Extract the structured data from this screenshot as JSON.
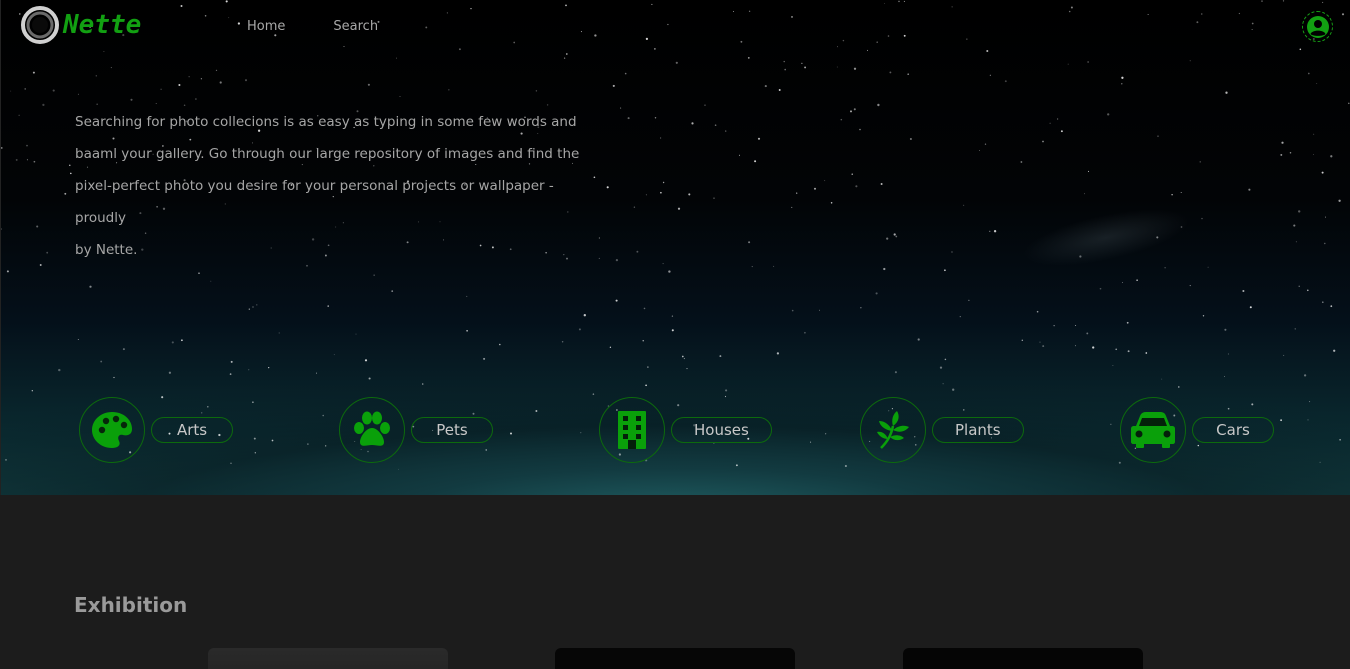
{
  "brand": {
    "name": "Nette",
    "accent": "#12a012"
  },
  "nav": {
    "home": "Home",
    "search": "Search"
  },
  "user": {
    "icon": "user-circle-icon"
  },
  "intro": {
    "lines": [
      "Searching for photo collecions is as easy as typing in some few words and",
      "baaml your gallery. Go through our large repository of images and find the",
      "pixel-perfect photo you desire for your personal projects or wallpaper - proudly",
      "by Nette."
    ]
  },
  "categories": [
    {
      "label": "Arts",
      "icon": "palette-icon"
    },
    {
      "label": "Pets",
      "icon": "paw-icon"
    },
    {
      "label": "Houses",
      "icon": "building-icon"
    },
    {
      "label": "Plants",
      "icon": "leaf-icon"
    },
    {
      "label": "Cars",
      "icon": "car-icon"
    }
  ],
  "exhibition": {
    "title": "Exhibition"
  }
}
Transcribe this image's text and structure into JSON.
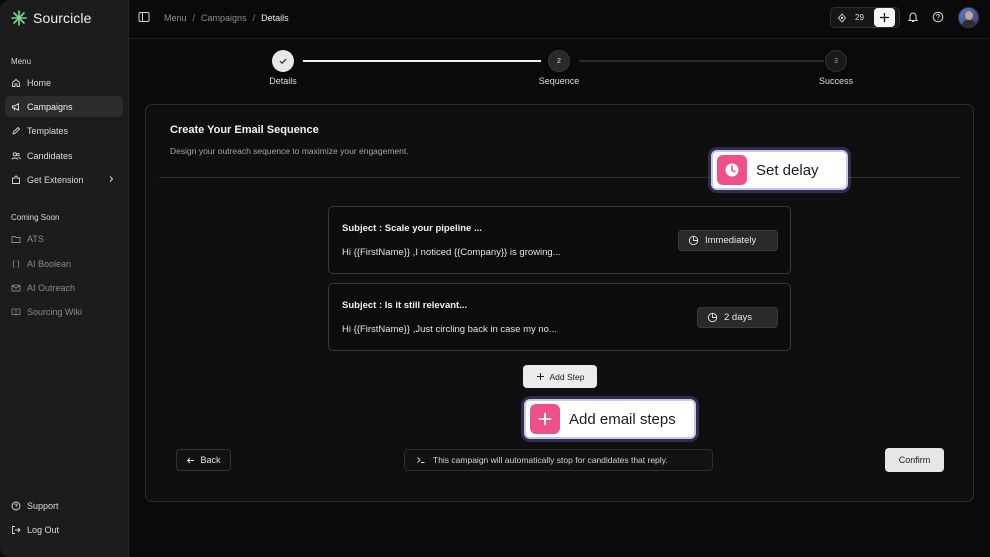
{
  "brand": {
    "name": "Sourcicle"
  },
  "sidebar": {
    "menu_label": "Menu",
    "items": [
      {
        "label": "Home",
        "icon": "home-icon"
      },
      {
        "label": "Campaigns",
        "icon": "megaphone-icon",
        "active": true
      },
      {
        "label": "Templates",
        "icon": "pen-icon"
      },
      {
        "label": "Candidates",
        "icon": "users-icon"
      },
      {
        "label": "Get Extension",
        "icon": "puzzle-icon"
      }
    ],
    "coming_soon_label": "Coming Soon",
    "coming_soon": [
      {
        "label": "ATS",
        "icon": "folder-icon"
      },
      {
        "label": "AI Boolean",
        "icon": "braces-icon"
      },
      {
        "label": "AI Outreach",
        "icon": "mail-icon"
      },
      {
        "label": "Sourcing Wiki",
        "icon": "book-icon"
      }
    ],
    "footer": [
      {
        "label": "Support",
        "icon": "help-circle-icon"
      },
      {
        "label": "Log Out",
        "icon": "logout-icon"
      }
    ]
  },
  "header": {
    "breadcrumb": [
      "Menu",
      "Campaigns",
      "Details"
    ],
    "credits": "29"
  },
  "stepper": {
    "steps": [
      {
        "label": "Details",
        "number": "",
        "state": "done"
      },
      {
        "label": "Sequence",
        "number": "2",
        "state": "current"
      },
      {
        "label": "Success",
        "number": "3",
        "state": "upcoming"
      }
    ]
  },
  "main": {
    "title": "Create Your Email Sequence",
    "subtitle": "Design your outreach sequence to maximize your engagement.",
    "emails": [
      {
        "subject": "Subject : Scale your pipeline ...",
        "preview": "Hi {{FirstName}} ,I noticed {{Company}} is growing...",
        "delay": "Immediately"
      },
      {
        "subject": "Subject : Is it still relevant...",
        "preview": "Hi {{FirstName}} ,Just circling back in case my no...",
        "delay": "2 days"
      }
    ],
    "add_step_label": "Add Step",
    "back_label": "Back",
    "notice": "This campaign will automatically stop for candidates that reply.",
    "confirm_label": "Confirm"
  },
  "callouts": {
    "set_delay": "Set delay",
    "add_steps": "Add email steps"
  },
  "colors": {
    "accent_pink": "#f0508a",
    "callout_border": "#c7c5f5",
    "brand_green": "#7bd88f"
  }
}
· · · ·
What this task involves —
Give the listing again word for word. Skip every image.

Task response —
Extract the structured data from this screenshot as JSON.
{
  "brand": {
    "name": "Nette",
    "accent": "#12a012"
  },
  "nav": {
    "home": "Home",
    "search": "Search"
  },
  "user": {
    "icon": "user-circle-icon"
  },
  "intro": {
    "lines": [
      "Searching for photo collecions is as easy as typing in some few words and",
      "baaml your gallery. Go through our large repository of images and find the",
      "pixel-perfect photo you desire for your personal projects or wallpaper - proudly",
      "by Nette."
    ]
  },
  "categories": [
    {
      "label": "Arts",
      "icon": "palette-icon"
    },
    {
      "label": "Pets",
      "icon": "paw-icon"
    },
    {
      "label": "Houses",
      "icon": "building-icon"
    },
    {
      "label": "Plants",
      "icon": "leaf-icon"
    },
    {
      "label": "Cars",
      "icon": "car-icon"
    }
  ],
  "exhibition": {
    "title": "Exhibition"
  }
}
Transcribe this image's text and structure into JSON.
{
  "brand": {
    "name": "Sourcicle"
  },
  "sidebar": {
    "menu_label": "Menu",
    "items": [
      {
        "label": "Home",
        "icon": "home-icon"
      },
      {
        "label": "Campaigns",
        "icon": "megaphone-icon",
        "active": true
      },
      {
        "label": "Templates",
        "icon": "pen-icon"
      },
      {
        "label": "Candidates",
        "icon": "users-icon"
      },
      {
        "label": "Get Extension",
        "icon": "puzzle-icon"
      }
    ],
    "coming_soon_label": "Coming Soon",
    "coming_soon": [
      {
        "label": "ATS",
        "icon": "folder-icon"
      },
      {
        "label": "AI Boolean",
        "icon": "braces-icon"
      },
      {
        "label": "AI Outreach",
        "icon": "mail-icon"
      },
      {
        "label": "Sourcing Wiki",
        "icon": "book-icon"
      }
    ],
    "footer": [
      {
        "label": "Support",
        "icon": "help-circle-icon"
      },
      {
        "label": "Log Out",
        "icon": "logout-icon"
      }
    ]
  },
  "header": {
    "breadcrumb": [
      "Menu",
      "Campaigns",
      "Details"
    ],
    "credits": "29"
  },
  "stepper": {
    "steps": [
      {
        "label": "Details",
        "number": "",
        "state": "done"
      },
      {
        "label": "Sequence",
        "number": "2",
        "state": "current"
      },
      {
        "label": "Success",
        "number": "3",
        "state": "upcoming"
      }
    ]
  },
  "main": {
    "title": "Create Your Email Sequence",
    "subtitle": "Design your outreach sequence to maximize your engagement.",
    "emails": [
      {
        "subject": "Subject : Scale your pipeline ...",
        "preview": "Hi {{FirstName}} ,I noticed {{Company}} is growing...",
        "delay": "Immediately"
      },
      {
        "subject": "Subject : Is it still relevant...",
        "preview": "Hi {{FirstName}} ,Just circling back in case my no...",
        "delay": "2 days"
      }
    ],
    "add_step_label": "Add Step",
    "back_label": "Back",
    "notice": "This campaign will automatically stop for candidates that reply.",
    "confirm_label": "Confirm"
  },
  "callouts": {
    "set_delay": "Set delay",
    "add_steps": "Add email steps"
  },
  "colors": {
    "accent_pink": "#f0508a",
    "callout_border": "#c7c5f5",
    "brand_green": "#7bd88f"
  }
}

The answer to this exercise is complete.